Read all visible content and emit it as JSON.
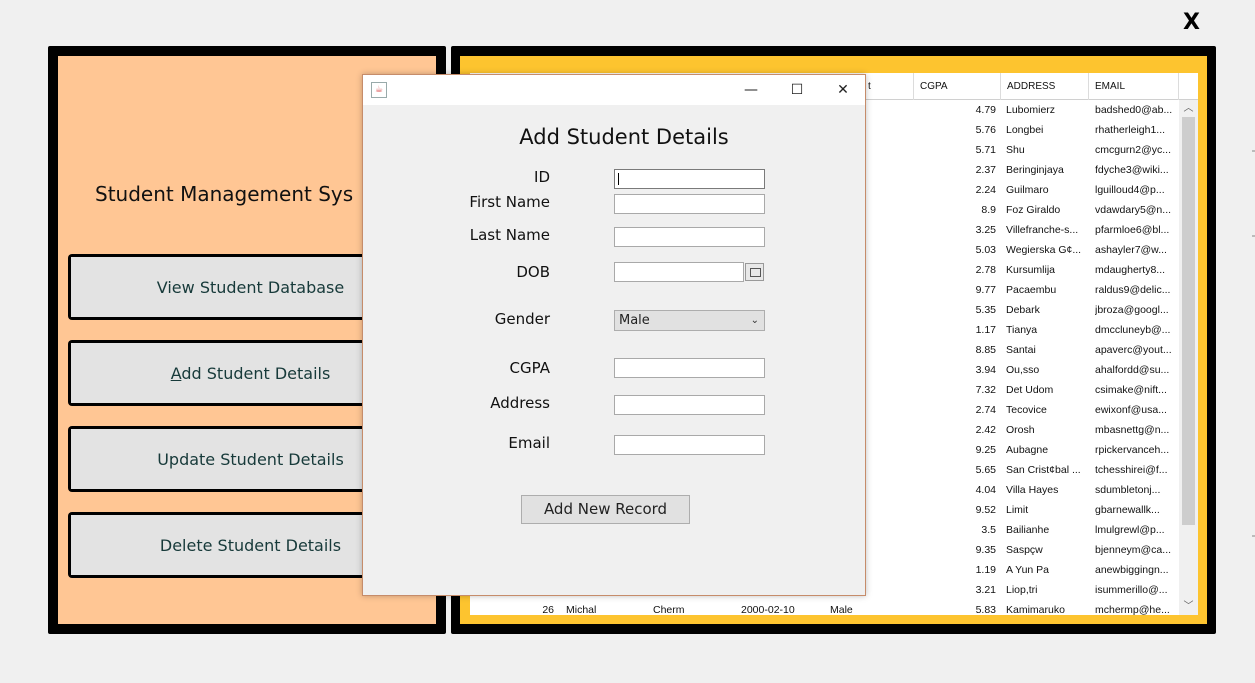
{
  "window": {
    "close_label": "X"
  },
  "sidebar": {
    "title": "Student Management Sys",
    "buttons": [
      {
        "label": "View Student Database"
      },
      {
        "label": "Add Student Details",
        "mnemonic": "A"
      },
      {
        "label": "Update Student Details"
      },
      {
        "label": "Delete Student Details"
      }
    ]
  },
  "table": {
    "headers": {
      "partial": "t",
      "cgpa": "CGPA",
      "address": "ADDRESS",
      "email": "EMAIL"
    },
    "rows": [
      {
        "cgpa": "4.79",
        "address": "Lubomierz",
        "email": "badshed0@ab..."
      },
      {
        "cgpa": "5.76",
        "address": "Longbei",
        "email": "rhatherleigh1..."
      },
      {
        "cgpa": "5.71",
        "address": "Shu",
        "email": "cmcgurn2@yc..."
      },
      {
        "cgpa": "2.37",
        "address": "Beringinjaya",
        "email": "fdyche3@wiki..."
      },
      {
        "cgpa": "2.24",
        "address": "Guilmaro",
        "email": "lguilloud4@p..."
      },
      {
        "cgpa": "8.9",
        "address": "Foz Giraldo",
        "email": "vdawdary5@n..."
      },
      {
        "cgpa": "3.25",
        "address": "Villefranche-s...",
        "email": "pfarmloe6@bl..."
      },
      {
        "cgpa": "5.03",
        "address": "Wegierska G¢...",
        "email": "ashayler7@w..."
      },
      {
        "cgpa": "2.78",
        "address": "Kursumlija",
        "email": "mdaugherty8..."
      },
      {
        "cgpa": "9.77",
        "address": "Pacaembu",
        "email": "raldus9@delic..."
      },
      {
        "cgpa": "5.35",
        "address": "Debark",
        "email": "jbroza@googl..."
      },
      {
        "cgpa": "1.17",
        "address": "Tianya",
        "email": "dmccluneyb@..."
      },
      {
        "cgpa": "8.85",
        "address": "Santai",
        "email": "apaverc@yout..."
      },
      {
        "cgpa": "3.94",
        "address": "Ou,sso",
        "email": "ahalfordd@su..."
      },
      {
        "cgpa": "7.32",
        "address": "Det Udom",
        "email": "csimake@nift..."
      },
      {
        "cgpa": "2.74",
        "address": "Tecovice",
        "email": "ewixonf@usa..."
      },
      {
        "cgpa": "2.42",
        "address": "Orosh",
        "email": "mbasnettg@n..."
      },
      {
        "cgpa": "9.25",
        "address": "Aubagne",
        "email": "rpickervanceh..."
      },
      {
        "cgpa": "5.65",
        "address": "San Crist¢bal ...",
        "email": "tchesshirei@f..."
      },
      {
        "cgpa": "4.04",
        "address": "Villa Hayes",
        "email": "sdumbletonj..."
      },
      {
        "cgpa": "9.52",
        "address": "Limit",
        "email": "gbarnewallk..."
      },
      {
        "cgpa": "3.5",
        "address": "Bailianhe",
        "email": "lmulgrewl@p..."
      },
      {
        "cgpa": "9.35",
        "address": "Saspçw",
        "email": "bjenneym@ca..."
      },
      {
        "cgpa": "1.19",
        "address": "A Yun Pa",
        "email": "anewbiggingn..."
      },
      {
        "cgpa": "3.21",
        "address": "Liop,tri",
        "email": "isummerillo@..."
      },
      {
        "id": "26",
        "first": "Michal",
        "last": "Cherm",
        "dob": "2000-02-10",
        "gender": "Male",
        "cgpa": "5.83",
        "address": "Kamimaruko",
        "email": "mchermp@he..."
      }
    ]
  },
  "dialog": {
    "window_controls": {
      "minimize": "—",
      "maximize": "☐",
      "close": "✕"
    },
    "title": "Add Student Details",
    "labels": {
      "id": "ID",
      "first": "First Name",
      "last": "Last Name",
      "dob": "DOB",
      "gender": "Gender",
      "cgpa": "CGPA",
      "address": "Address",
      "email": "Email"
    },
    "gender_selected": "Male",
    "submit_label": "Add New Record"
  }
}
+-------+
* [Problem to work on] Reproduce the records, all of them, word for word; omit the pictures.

* [Exercise response]
Read all visible content and emit it as JSON.
{
  "window": {
    "close_label": "X"
  },
  "sidebar": {
    "title": "Student Management Sys",
    "buttons": [
      {
        "label": "View Student Database"
      },
      {
        "label": "Add Student Details",
        "mnemonic": "A"
      },
      {
        "label": "Update Student Details"
      },
      {
        "label": "Delete Student Details"
      }
    ]
  },
  "table": {
    "headers": {
      "partial": "t",
      "cgpa": "CGPA",
      "address": "ADDRESS",
      "email": "EMAIL"
    },
    "rows": [
      {
        "cgpa": "4.79",
        "address": "Lubomierz",
        "email": "badshed0@ab..."
      },
      {
        "cgpa": "5.76",
        "address": "Longbei",
        "email": "rhatherleigh1..."
      },
      {
        "cgpa": "5.71",
        "address": "Shu",
        "email": "cmcgurn2@yc..."
      },
      {
        "cgpa": "2.37",
        "address": "Beringinjaya",
        "email": "fdyche3@wiki..."
      },
      {
        "cgpa": "2.24",
        "address": "Guilmaro",
        "email": "lguilloud4@p..."
      },
      {
        "cgpa": "8.9",
        "address": "Foz Giraldo",
        "email": "vdawdary5@n..."
      },
      {
        "cgpa": "3.25",
        "address": "Villefranche-s...",
        "email": "pfarmloe6@bl..."
      },
      {
        "cgpa": "5.03",
        "address": "Wegierska G¢...",
        "email": "ashayler7@w..."
      },
      {
        "cgpa": "2.78",
        "address": "Kursumlija",
        "email": "mdaugherty8..."
      },
      {
        "cgpa": "9.77",
        "address": "Pacaembu",
        "email": "raldus9@delic..."
      },
      {
        "cgpa": "5.35",
        "address": "Debark",
        "email": "jbroza@googl..."
      },
      {
        "cgpa": "1.17",
        "address": "Tianya",
        "email": "dmccluneyb@..."
      },
      {
        "cgpa": "8.85",
        "address": "Santai",
        "email": "apaverc@yout..."
      },
      {
        "cgpa": "3.94",
        "address": "Ou,sso",
        "email": "ahalfordd@su..."
      },
      {
        "cgpa": "7.32",
        "address": "Det Udom",
        "email": "csimake@nift..."
      },
      {
        "cgpa": "2.74",
        "address": "Tecovice",
        "email": "ewixonf@usa..."
      },
      {
        "cgpa": "2.42",
        "address": "Orosh",
        "email": "mbasnettg@n..."
      },
      {
        "cgpa": "9.25",
        "address": "Aubagne",
        "email": "rpickervanceh..."
      },
      {
        "cgpa": "5.65",
        "address": "San Crist¢bal ...",
        "email": "tchesshirei@f..."
      },
      {
        "cgpa": "4.04",
        "address": "Villa Hayes",
        "email": "sdumbletonj..."
      },
      {
        "cgpa": "9.52",
        "address": "Limit",
        "email": "gbarnewallk..."
      },
      {
        "cgpa": "3.5",
        "address": "Bailianhe",
        "email": "lmulgrewl@p..."
      },
      {
        "cgpa": "9.35",
        "address": "Saspçw",
        "email": "bjenneym@ca..."
      },
      {
        "cgpa": "1.19",
        "address": "A Yun Pa",
        "email": "anewbiggingn..."
      },
      {
        "cgpa": "3.21",
        "address": "Liop,tri",
        "email": "isummerillo@..."
      },
      {
        "id": "26",
        "first": "Michal",
        "last": "Cherm",
        "dob": "2000-02-10",
        "gender": "Male",
        "cgpa": "5.83",
        "address": "Kamimaruko",
        "email": "mchermp@he..."
      }
    ]
  },
  "dialog": {
    "window_controls": {
      "minimize": "—",
      "maximize": "☐",
      "close": "✕"
    },
    "title": "Add Student Details",
    "labels": {
      "id": "ID",
      "first": "First Name",
      "last": "Last Name",
      "dob": "DOB",
      "gender": "Gender",
      "cgpa": "CGPA",
      "address": "Address",
      "email": "Email"
    },
    "gender_selected": "Male",
    "submit_label": "Add New Record"
  }
}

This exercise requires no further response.